As human beings, we have the unique capacity to accept our perceptions as truth. But if we really pay attention, we often learn that our perceptions are, in fact, pretty far off from the truth. Being with what “is” can be painful and our perception of discomfort or pain turns into a story: “I have tight hips, I’m not flexible, I’m not good at yoga, I shouldn’t be here, I hate this body, the girl next to me has a perfect body, I wish I had a different body, I need to go deeper so I become more flexible, etc.”
This is a common example of cyclical negative thinking. These thoughts are not only self-loathing and dysmorphic in nature, but they take us out of our body and away from the momentary experience, and often cause us to go beyond our physical capacity. In other words, this is a great way to get hurt.
Sensation can come in handy in these cases, but here’s the catch: in order to really notice sensation, we have to pay attention. When we pay attention, we begin to see that not everything in us is as broken as we perceive.
The, “I have tight hips,” story becomes, “I feel intense sensation in my outer right hip. This is uncomfortable. Can I sustain this? Can I sit with this? Can I breathe?” The experience is no longer about the hip. The experience is now about the momentary experience of, “What does this feel like?”
Understanding that pain and discomfort are normal human experiences, and that we have the capacity to be with pain, is hugely empowering for many people. It can pave the way for us to heal emotionally and physically.
Here’s the kicker: We can’t really ever get rid of these thoughts. Body Dysmorphia feels very real. Losing a loved one is incredibly painful. A broken heart leaves us shattered and terrified of loving anyone new. These are all legitimate and painful human experiences.
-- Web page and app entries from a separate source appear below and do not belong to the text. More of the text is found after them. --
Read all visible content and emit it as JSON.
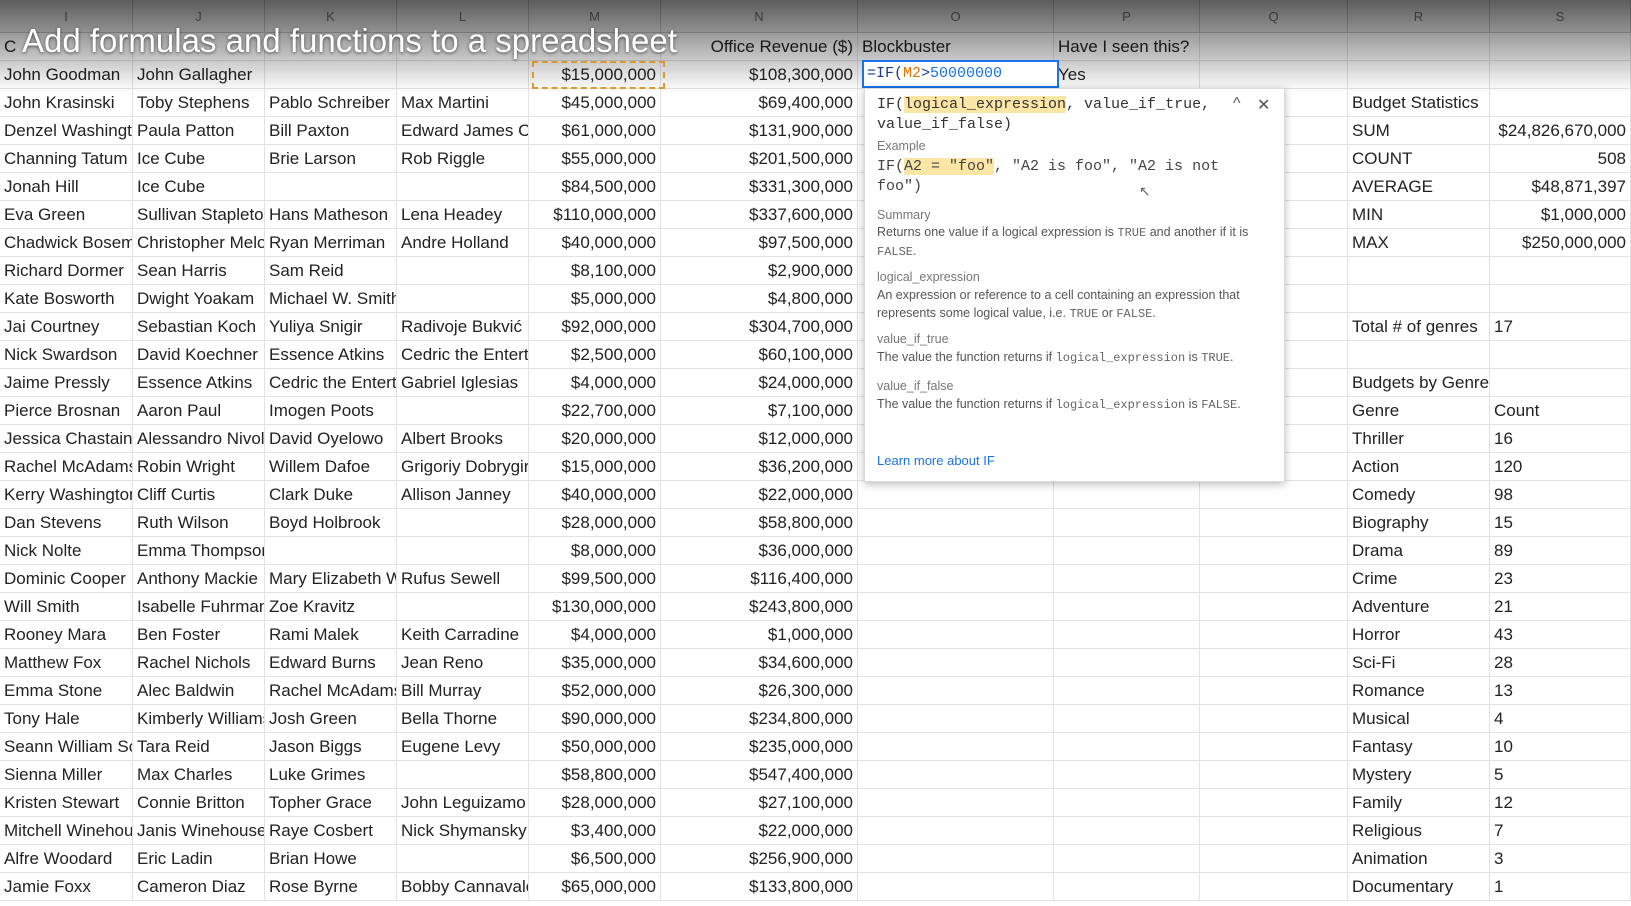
{
  "video_title": "Add formulas and functions to a spreadsheet",
  "column_letters": [
    "I",
    "J",
    "K",
    "L",
    "M",
    "N",
    "O",
    "P",
    "Q",
    "R",
    "S"
  ],
  "header_row": {
    "i": "C",
    "j": "",
    "k": "",
    "l": "",
    "m": "",
    "n": "Office Revenue ($)",
    "o": "Blockbuster",
    "p": "Have I seen this?"
  },
  "active_cell": {
    "formula_prefix": "=IF(",
    "formula_ref": "M2",
    "formula_op": ">",
    "formula_literal": "50000000",
    "p2_value": "Yes"
  },
  "movies": [
    [
      "John Goodman",
      "John Gallagher",
      "",
      "",
      "$15,000,000",
      "$108,300,000"
    ],
    [
      "John Krasinski",
      "Toby Stephens",
      "Pablo Schreiber",
      "Max Martini",
      "$45,000,000",
      "$69,400,000"
    ],
    [
      "Denzel Washingt",
      "Paula Patton",
      "Bill Paxton",
      "Edward James C",
      "$61,000,000",
      "$131,900,000"
    ],
    [
      "Channing Tatum",
      "Ice Cube",
      "Brie Larson",
      "Rob Riggle",
      "$55,000,000",
      "$201,500,000"
    ],
    [
      "Jonah Hill",
      "Ice Cube",
      "",
      "",
      "$84,500,000",
      "$331,300,000"
    ],
    [
      "Eva Green",
      "Sullivan Stapleto",
      "Hans Matheson",
      "Lena Headey",
      "$110,000,000",
      "$337,600,000"
    ],
    [
      "Chadwick Bosem",
      "Christopher Melo",
      "Ryan Merriman",
      "Andre Holland",
      "$40,000,000",
      "$97,500,000"
    ],
    [
      "Richard Dormer",
      "Sean Harris",
      "Sam Reid",
      "",
      "$8,100,000",
      "$2,900,000"
    ],
    [
      "Kate Bosworth",
      "Dwight Yoakam",
      "Michael W. Smith",
      "",
      "$5,000,000",
      "$4,800,000"
    ],
    [
      "Jai Courtney",
      "Sebastian Koch",
      "Yuliya Snigir",
      "Radivoje Bukvić",
      "$92,000,000",
      "$304,700,000"
    ],
    [
      "Nick Swardson",
      "David Koechner",
      "Essence Atkins",
      "Cedric the Entert",
      "$2,500,000",
      "$60,100,000"
    ],
    [
      "Jaime Pressly",
      "Essence Atkins",
      "Cedric the Entert",
      "Gabriel Iglesias",
      "$4,000,000",
      "$24,000,000"
    ],
    [
      "Pierce Brosnan",
      "Aaron Paul",
      "Imogen Poots",
      "",
      "$22,700,000",
      "$7,100,000"
    ],
    [
      "Jessica Chastain",
      "Alessandro Nivol",
      "David Oyelowo",
      "Albert Brooks",
      "$20,000,000",
      "$12,000,000"
    ],
    [
      "Rachel McAdams",
      "Robin Wright",
      "Willem Dafoe",
      "Grigoriy Dobrygir",
      "$15,000,000",
      "$36,200,000"
    ],
    [
      "Kerry Washington",
      "Cliff Curtis",
      "Clark Duke",
      "Allison Janney",
      "$40,000,000",
      "$22,000,000"
    ],
    [
      "Dan Stevens",
      "Ruth Wilson",
      "Boyd Holbrook",
      "",
      "$28,000,000",
      "$58,800,000"
    ],
    [
      "Nick Nolte",
      "Emma Thompson",
      "",
      "",
      "$8,000,000",
      "$36,000,000"
    ],
    [
      "Dominic Cooper",
      "Anthony Mackie",
      "Mary Elizabeth W",
      "Rufus Sewell",
      "$99,500,000",
      "$116,400,000"
    ],
    [
      "Will Smith",
      "Isabelle Fuhrman",
      "Zoe Kravitz",
      "",
      "$130,000,000",
      "$243,800,000"
    ],
    [
      "Rooney Mara",
      "Ben Foster",
      "Rami Malek",
      "Keith Carradine",
      "$4,000,000",
      "$1,000,000"
    ],
    [
      "Matthew Fox",
      "Rachel Nichols",
      "Edward Burns",
      "Jean Reno",
      "$35,000,000",
      "$34,600,000"
    ],
    [
      "Emma Stone",
      "Alec Baldwin",
      "Rachel McAdams",
      "Bill Murray",
      "$52,000,000",
      "$26,300,000"
    ],
    [
      "Tony Hale",
      "Kimberly Williams",
      "Josh Green",
      "Bella Thorne",
      "$90,000,000",
      "$234,800,000"
    ],
    [
      "Seann William Sc",
      "Tara Reid",
      "Jason Biggs",
      "Eugene Levy",
      "$50,000,000",
      "$235,000,000"
    ],
    [
      "Sienna Miller",
      "Max Charles",
      "Luke Grimes",
      "",
      "$58,800,000",
      "$547,400,000"
    ],
    [
      "Kristen Stewart",
      "Connie Britton",
      "Topher Grace",
      "John Leguizamo",
      "$28,000,000",
      "$27,100,000"
    ],
    [
      "Mitchell Winehou",
      "Janis Winehouse",
      "Raye Cosbert",
      "Nick Shymansky",
      "$3,400,000",
      "$22,000,000"
    ],
    [
      "Alfre Woodard",
      "Eric Ladin",
      "Brian Howe",
      "",
      "$6,500,000",
      "$256,900,000"
    ],
    [
      "Jamie Foxx",
      "Cameron Diaz",
      "Rose Byrne",
      "Bobby Cannavale",
      "$65,000,000",
      "$133,800,000"
    ]
  ],
  "stats": {
    "title": "Budget Statistics",
    "rows": [
      {
        "label": "SUM",
        "value": "$24,826,670,000"
      },
      {
        "label": "COUNT",
        "value": "508"
      },
      {
        "label": "AVERAGE",
        "value": "$48,871,397"
      },
      {
        "label": "MIN",
        "value": "$1,000,000"
      },
      {
        "label": "MAX",
        "value": "$250,000,000"
      }
    ],
    "genres_total_label": "Total # of genres",
    "genres_total_value": "17"
  },
  "genres": {
    "title": "Budgets by Genre",
    "col_genre": "Genre",
    "col_count": "Count",
    "rows": [
      {
        "genre": "Thriller",
        "count": "16"
      },
      {
        "genre": "Action",
        "count": "120"
      },
      {
        "genre": "Comedy",
        "count": "98"
      },
      {
        "genre": "Biography",
        "count": "15"
      },
      {
        "genre": "Drama",
        "count": "89"
      },
      {
        "genre": "Crime",
        "count": "23"
      },
      {
        "genre": "Adventure",
        "count": "21"
      },
      {
        "genre": "Horror",
        "count": "43"
      },
      {
        "genre": "Sci-Fi",
        "count": "28"
      },
      {
        "genre": "Romance",
        "count": "13"
      },
      {
        "genre": "Musical",
        "count": "4"
      },
      {
        "genre": "Fantasy",
        "count": "10"
      },
      {
        "genre": "Mystery",
        "count": "5"
      },
      {
        "genre": "Family",
        "count": "12"
      },
      {
        "genre": "Religious",
        "count": "7"
      },
      {
        "genre": "Animation",
        "count": "3"
      },
      {
        "genre": "Documentary",
        "count": "1"
      }
    ]
  },
  "popup": {
    "sig_fn": "IF(",
    "sig_param1": "logical_expression",
    "sig_rest": ", value_if_true, value_if_false)",
    "collapse_glyph": "^",
    "close_glyph": "✕",
    "example_label": "Example",
    "example_prefix": "IF(",
    "example_highlight": "A2 = \"foo\"",
    "example_rest": ", \"A2 is foo\", \"A2 is not foo\")",
    "summary_label": "Summary",
    "summary_a": "Returns one value if a logical expression is ",
    "summary_true": "TRUE",
    "summary_b": " and another if it is ",
    "summary_false": "FALSE",
    "summary_c": ".",
    "p1_name": "logical_expression",
    "p1_a": "An expression or reference to a cell containing an expression that represents some logical value, i.e. ",
    "p1_true": "TRUE",
    "p1_or": " or ",
    "p1_false": "FALSE",
    "p1_end": ".",
    "p2_name": "value_if_true",
    "p2_a": "The value the function returns if ",
    "p2_code": "logical_expression",
    "p2_is": " is ",
    "p2_true": "TRUE",
    "p2_end": ".",
    "p3_name": "value_if_false",
    "p3_a": "The value the function returns if ",
    "p3_code": "logical_expression",
    "p3_is": " is ",
    "p3_false": "FALSE",
    "p3_end": ".",
    "learn_more": "Learn more about IF"
  },
  "colors": {
    "accent": "#1a73e8",
    "formula_ref": "#e37400",
    "selection_dash": "#d99a2b",
    "highlight": "#fbe6a6"
  }
}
But what if it’s all just sensation? What if we could notice a broken heart just as we would sensation in the outer hip during an asana practice? What if we took it even a step further and noticed that when a certain emotion came up, it was almost always accompanied by a dysmorphic thought about this body?
The dysmorphic thought is our perception and we work on guiding our mind into the sensation. What does this feel like? So we can notice and then we ask ourselves: “I’m noticing that I am sad. I am also noticing that I feel terrible about my belly today. It looks swollen and bloated. ” And then we go there, where it’s uncomfortable: “There is sensation in my belly that I don’t want to feel. I feel sad and there is sensation in my belly. Can I sit with this and reathe?”
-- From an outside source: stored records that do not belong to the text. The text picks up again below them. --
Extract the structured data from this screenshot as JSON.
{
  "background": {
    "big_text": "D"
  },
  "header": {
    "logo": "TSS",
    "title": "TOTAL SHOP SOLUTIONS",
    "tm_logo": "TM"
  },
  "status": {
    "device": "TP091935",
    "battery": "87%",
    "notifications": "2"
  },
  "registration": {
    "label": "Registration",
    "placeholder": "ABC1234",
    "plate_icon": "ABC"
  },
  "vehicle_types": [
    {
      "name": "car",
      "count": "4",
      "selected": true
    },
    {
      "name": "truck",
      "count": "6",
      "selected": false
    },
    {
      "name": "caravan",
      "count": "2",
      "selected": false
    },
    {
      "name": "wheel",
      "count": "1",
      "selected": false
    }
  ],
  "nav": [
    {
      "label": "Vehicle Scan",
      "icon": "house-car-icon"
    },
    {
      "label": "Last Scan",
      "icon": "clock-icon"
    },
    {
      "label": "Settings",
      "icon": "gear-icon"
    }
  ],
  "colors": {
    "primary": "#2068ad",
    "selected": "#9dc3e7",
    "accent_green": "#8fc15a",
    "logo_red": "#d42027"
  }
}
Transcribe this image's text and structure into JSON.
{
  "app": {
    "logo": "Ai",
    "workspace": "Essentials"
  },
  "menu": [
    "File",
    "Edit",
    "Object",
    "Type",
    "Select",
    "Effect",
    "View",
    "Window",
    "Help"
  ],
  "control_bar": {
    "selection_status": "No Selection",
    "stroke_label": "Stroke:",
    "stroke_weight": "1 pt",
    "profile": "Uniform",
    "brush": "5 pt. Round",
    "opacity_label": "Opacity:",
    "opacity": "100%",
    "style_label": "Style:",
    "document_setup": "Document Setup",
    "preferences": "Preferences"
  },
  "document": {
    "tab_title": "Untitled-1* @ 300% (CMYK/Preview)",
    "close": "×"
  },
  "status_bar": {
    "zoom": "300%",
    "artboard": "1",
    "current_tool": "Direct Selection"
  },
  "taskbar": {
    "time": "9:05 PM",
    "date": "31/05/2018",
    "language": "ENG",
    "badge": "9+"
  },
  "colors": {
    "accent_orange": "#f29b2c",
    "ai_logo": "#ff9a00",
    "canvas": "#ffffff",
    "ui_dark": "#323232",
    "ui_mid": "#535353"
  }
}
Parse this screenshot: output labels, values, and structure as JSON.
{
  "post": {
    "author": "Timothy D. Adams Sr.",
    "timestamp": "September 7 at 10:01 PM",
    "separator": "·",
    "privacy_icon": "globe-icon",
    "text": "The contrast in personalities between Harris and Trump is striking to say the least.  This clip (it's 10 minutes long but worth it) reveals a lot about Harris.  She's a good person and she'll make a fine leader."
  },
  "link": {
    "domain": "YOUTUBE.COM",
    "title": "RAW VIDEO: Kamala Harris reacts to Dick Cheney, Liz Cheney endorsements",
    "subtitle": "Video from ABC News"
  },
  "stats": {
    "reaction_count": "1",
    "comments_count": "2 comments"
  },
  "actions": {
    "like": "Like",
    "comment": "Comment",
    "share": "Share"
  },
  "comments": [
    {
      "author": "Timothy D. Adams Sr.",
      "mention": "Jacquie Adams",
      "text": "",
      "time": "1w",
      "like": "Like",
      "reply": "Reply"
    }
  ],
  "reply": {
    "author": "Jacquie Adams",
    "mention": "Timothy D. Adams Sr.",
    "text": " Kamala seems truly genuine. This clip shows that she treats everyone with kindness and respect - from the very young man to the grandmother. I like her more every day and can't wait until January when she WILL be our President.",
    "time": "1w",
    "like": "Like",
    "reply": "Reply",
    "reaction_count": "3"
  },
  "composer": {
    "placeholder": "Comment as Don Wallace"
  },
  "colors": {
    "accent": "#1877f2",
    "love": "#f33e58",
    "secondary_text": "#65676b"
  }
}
More often than not, the sensation will override the negative thought. From there, the work is to sit with the sensation and then the mind wanders again, so we guide it back — Again and again and again. That’s meditation.